These facilities fit JPMorgan’s desire to invest more in line with the economic cycle because “parking assets do have greater economic sensitivity than regulated utility assets”, Weisdorf said.
Prior to the bid announcement, Weisdorf’s portfolio had already included eight investments in electric and water utilities and contracted power assets across the US and UK. More economically sensitive investments included interests in two airport stakes in Australia and a ports business in Spain, Dragados SPL. The Dragados deal, disclosed in a regulatory filing last month, is scheduled to close in late October. Besides these, the portfolio did not include any economically sensitive assets in the ground transportation sector, such as toll roads or parking garages or meters.
We're seeing lots of appetite from banks willing to lend
JPMorgan had looked into acquiring such parking assets before. The firm participated in the “very, very early” stages of the Chicago parking meter auction in 2008 and looked “very hard” at Chicago’s underground parking in 2006, Weisdorf said. Ultimately, JPMorgan didn’t pursue either opportunity. Weisdorf’s team also looked at a similar deal in Harrisburg in 2008.
Pittsburgh was different, he said, because it had “the right set of characteristics”. The 11 garages being leased aren’t “monopolies”, Weisdorf said. But they are located in the city’s congested downtown area, where parking is in high demand. Meanwhile, the 7,012 on-street metered parking spaces can only be operated by the city or, in this case, a city-selected company operating them under a “reasonable and robust” concession, Weisdorf said.

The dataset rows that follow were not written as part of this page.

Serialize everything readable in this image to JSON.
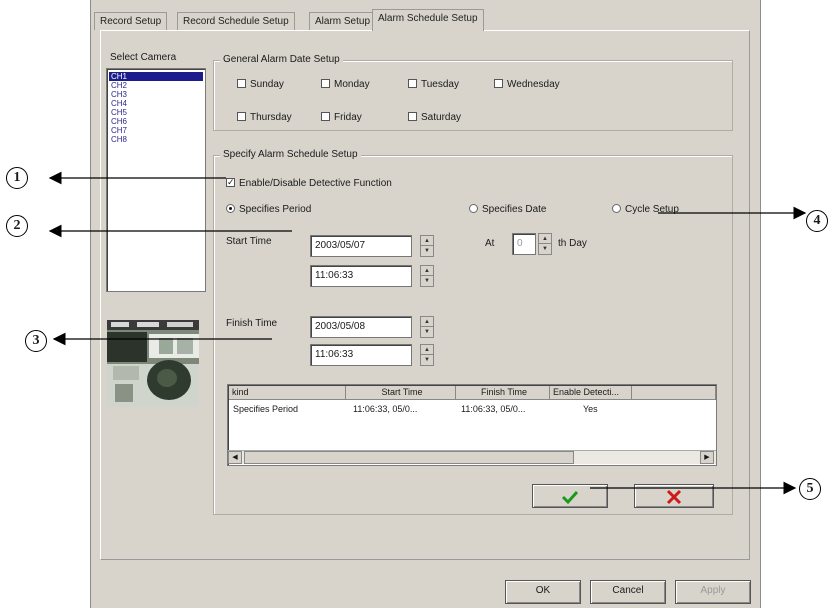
{
  "tabs": [
    {
      "label": "Record Setup"
    },
    {
      "label": "Record Schedule Setup"
    },
    {
      "label": "Alarm Setup"
    },
    {
      "label": "Alarm Schedule Setup",
      "active": true
    }
  ],
  "camera_select": {
    "label": "Select Camera",
    "items": [
      "CH1",
      "CH2",
      "CH3",
      "CH4",
      "CH5",
      "CH6",
      "CH7",
      "CH8"
    ],
    "selected": "CH1"
  },
  "general_alarm_date": {
    "title": "General Alarm Date Setup",
    "days": [
      "Sunday",
      "Monday",
      "Tuesday",
      "Wednesday",
      "Thursday",
      "Friday",
      "Saturday"
    ]
  },
  "specify_schedule": {
    "title": "Specify Alarm Schedule Setup",
    "enable_label": "Enable/Disable Detective Function",
    "enable_checked": true,
    "radio_specifies_period": "Specifies Period",
    "radio_specifies_date": "Specifies Date",
    "radio_cycle_setup": "Cycle Setup",
    "selected_mode": "Specifies Period",
    "start_time_label": "Start Time",
    "start_date": "2003/05/07",
    "start_clock": "11:06:33",
    "finish_time_label": "Finish Time",
    "finish_date": "2003/05/08",
    "finish_clock": "11:06:33",
    "cycle_prefix": "At",
    "cycle_value": "0",
    "cycle_suffix": "th Day"
  },
  "schedule_table": {
    "columns": [
      "kind",
      "Start Time",
      "Finish Time",
      "Enable Detecti..."
    ],
    "rows": [
      [
        "Specifies Period",
        "11:06:33, 05/0...",
        "11:06:33, 05/0...",
        "Yes"
      ]
    ]
  },
  "action_buttons": {
    "confirm_icon": "check-icon",
    "delete_icon": "x-icon",
    "confirm_color": "#1a9a1a",
    "delete_color": "#d01818"
  },
  "footer": {
    "ok": "OK",
    "cancel": "Cancel",
    "apply": "Apply"
  },
  "callouts": [
    "1",
    "2",
    "3",
    "4",
    "5"
  ]
}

“We think those characteristics . . . allow for relatively predictable revenue and cashflows from the parking operations. And it’s that relative predictability that’s an important feature of the infrastructure investing,” he added.
The predictability may also be helping make the deal more bankable to lenders. Weisdorf said his bidding consortium is in discussion with “several” banks to provide loans toward the $452 million bid. The debt financing is now close to being finalised.
“We’re seeing lots of appetite from banks willing to lend,” he said.
JPMorgan's bid expires 1 November. Prior to 1 November, the deal will have to gain approval from the Pittsburgh City Council and the Pittsburgh Parking Authority.
Weisdorf declined to predict whether the deal will go through. But he does think “the likelihood of approval is much higher because of the way the process was run.”
In a first for this type of transaction, the city published the concession agreement for the deal prior to issuing a request for final proposals. The public was then invited to provide input on the agreement, which was also analysed and amended by city council prior to the final bidding process.
“We think it was a healthy process that increases the likelihood that when the process comes to an end and the preferred bidder is named that . . . the concession agreement will be approved and the transaction will come to financial close,” Weisdorf said.
“Anything that reduces risk is a good thing,” he added.